Content starts

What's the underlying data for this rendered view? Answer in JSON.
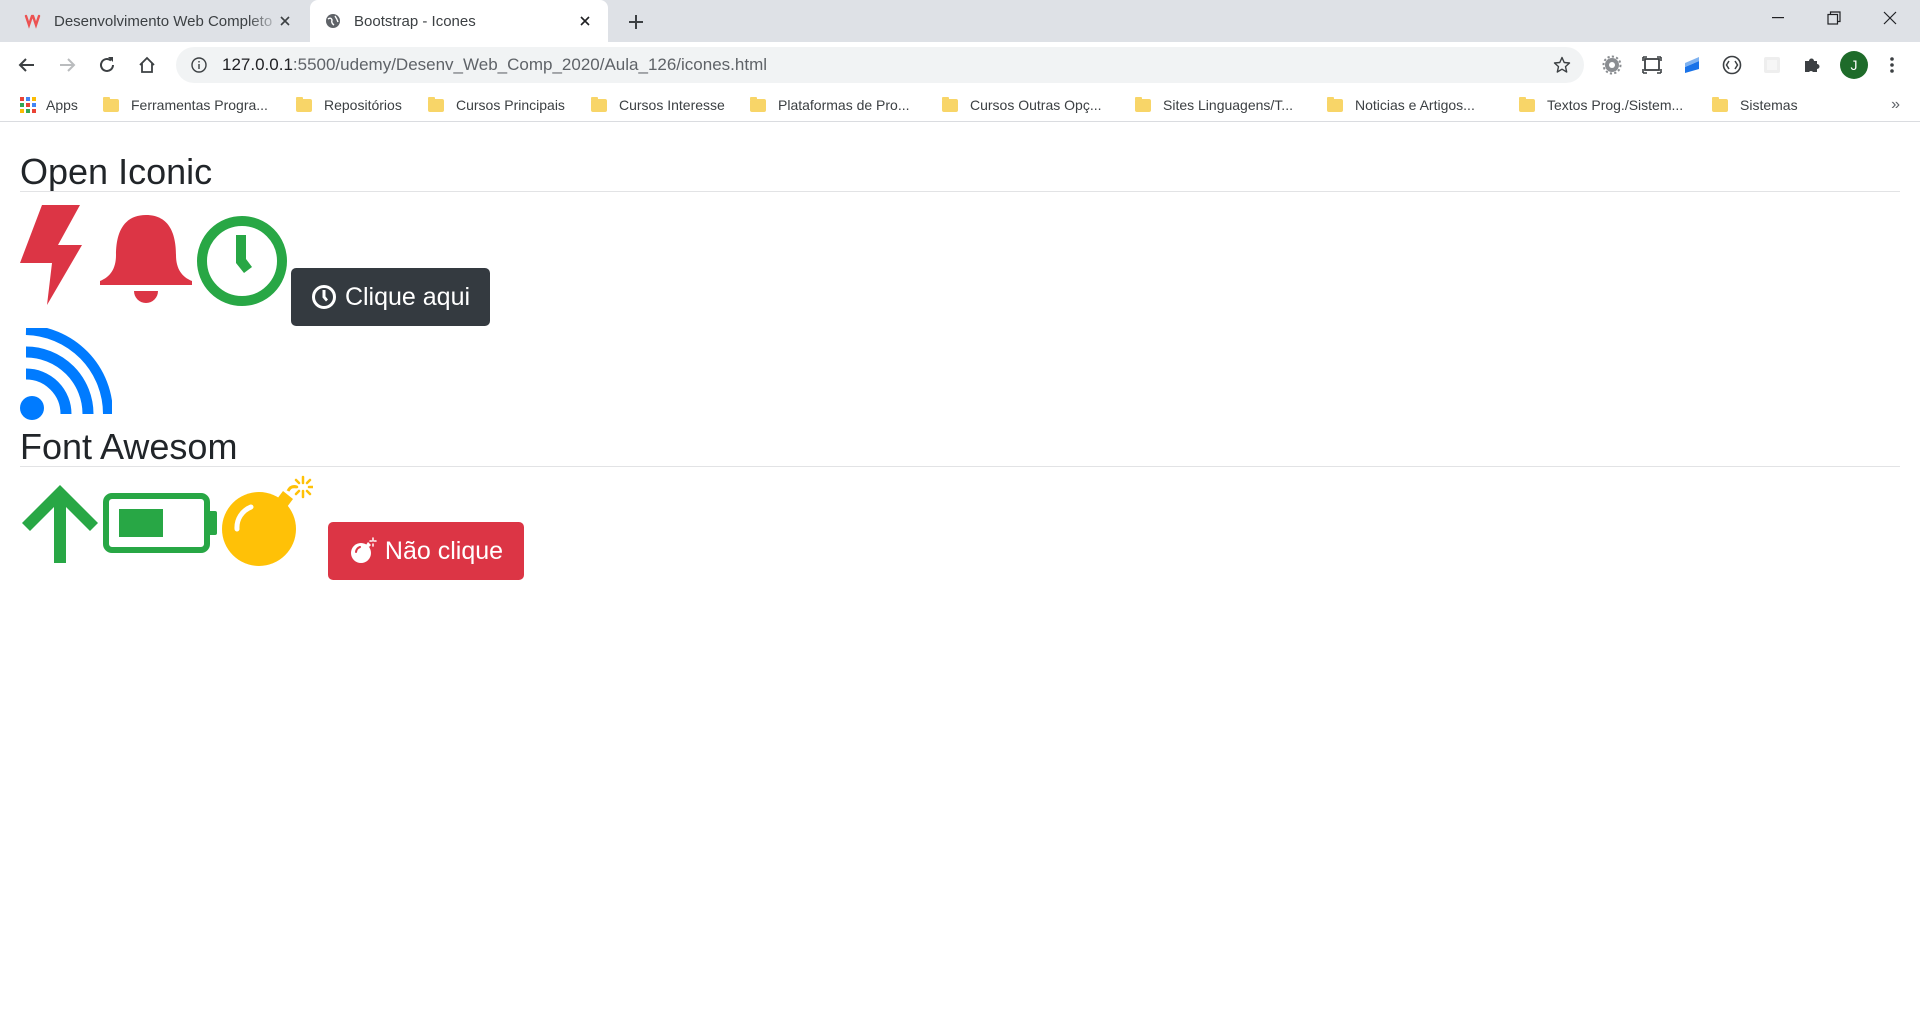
{
  "browser": {
    "tabs": [
      {
        "title": "Desenvolvimento Web Completo",
        "favicon": "udemy-logo-icon",
        "active": false
      },
      {
        "title": "Bootstrap - Icones",
        "favicon": "globe-icon",
        "active": true
      }
    ],
    "address": {
      "host": "127.0.0.1",
      "path": ":5500/udemy/Desenv_Web_Comp_2020/Aula_126/icones.html"
    },
    "profile_initial": "J",
    "bookmarks": [
      "Apps",
      "Ferramentas Progra...",
      "Repositórios",
      "Cursos Principais",
      "Cursos Interesse",
      "Plataformas de Pro...",
      "Cursos Outras Opç...",
      "Sites Linguagens/T...",
      "Noticias e Artigos...",
      "Textos Prog./Sistem...",
      "Sistemas"
    ],
    "bookmarks_overflow": "»"
  },
  "page": {
    "section1": {
      "heading": "Open Iconic",
      "icons": [
        "bolt-icon",
        "bell-icon",
        "clock-icon",
        "rss-icon"
      ],
      "button_label": "Clique aqui",
      "button_icon": "clock-icon"
    },
    "section2": {
      "heading": "Font Awesom",
      "icons": [
        "arrow-up-icon",
        "battery-half-icon",
        "bomb-icon"
      ],
      "button_label": "Não clique",
      "button_icon": "bomb-icon"
    }
  },
  "colors": {
    "danger": "#dc3545",
    "success": "#28a745",
    "primary": "#007bff",
    "warning": "#ffc107",
    "dark": "#343a40",
    "heading": "#212529"
  }
}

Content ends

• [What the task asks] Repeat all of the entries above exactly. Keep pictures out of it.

• [Exercise response]
What's the underlying data for this rendered view? Answer in JSON.
{
  "browser": {
    "tabs": [
      {
        "title": "Desenvolvimento Web Completo",
        "favicon": "udemy-logo-icon",
        "active": false
      },
      {
        "title": "Bootstrap - Icones",
        "favicon": "globe-icon",
        "active": true
      }
    ],
    "address": {
      "host": "127.0.0.1",
      "path": ":5500/udemy/Desenv_Web_Comp_2020/Aula_126/icones.html"
    },
    "profile_initial": "J",
    "bookmarks": [
      "Apps",
      "Ferramentas Progra...",
      "Repositórios",
      "Cursos Principais",
      "Cursos Interesse",
      "Plataformas de Pro...",
      "Cursos Outras Opç...",
      "Sites Linguagens/T...",
      "Noticias e Artigos...",
      "Textos Prog./Sistem...",
      "Sistemas"
    ],
    "bookmarks_overflow": "»"
  },
  "page": {
    "section1": {
      "heading": "Open Iconic",
      "icons": [
        "bolt-icon",
        "bell-icon",
        "clock-icon",
        "rss-icon"
      ],
      "button_label": "Clique aqui",
      "button_icon": "clock-icon"
    },
    "section2": {
      "heading": "Font Awesom",
      "icons": [
        "arrow-up-icon",
        "battery-half-icon",
        "bomb-icon"
      ],
      "button_label": "Não clique",
      "button_icon": "bomb-icon"
    }
  },
  "colors": {
    "danger": "#dc3545",
    "success": "#28a745",
    "primary": "#007bff",
    "warning": "#ffc107",
    "dark": "#343a40",
    "heading": "#212529"
  }
}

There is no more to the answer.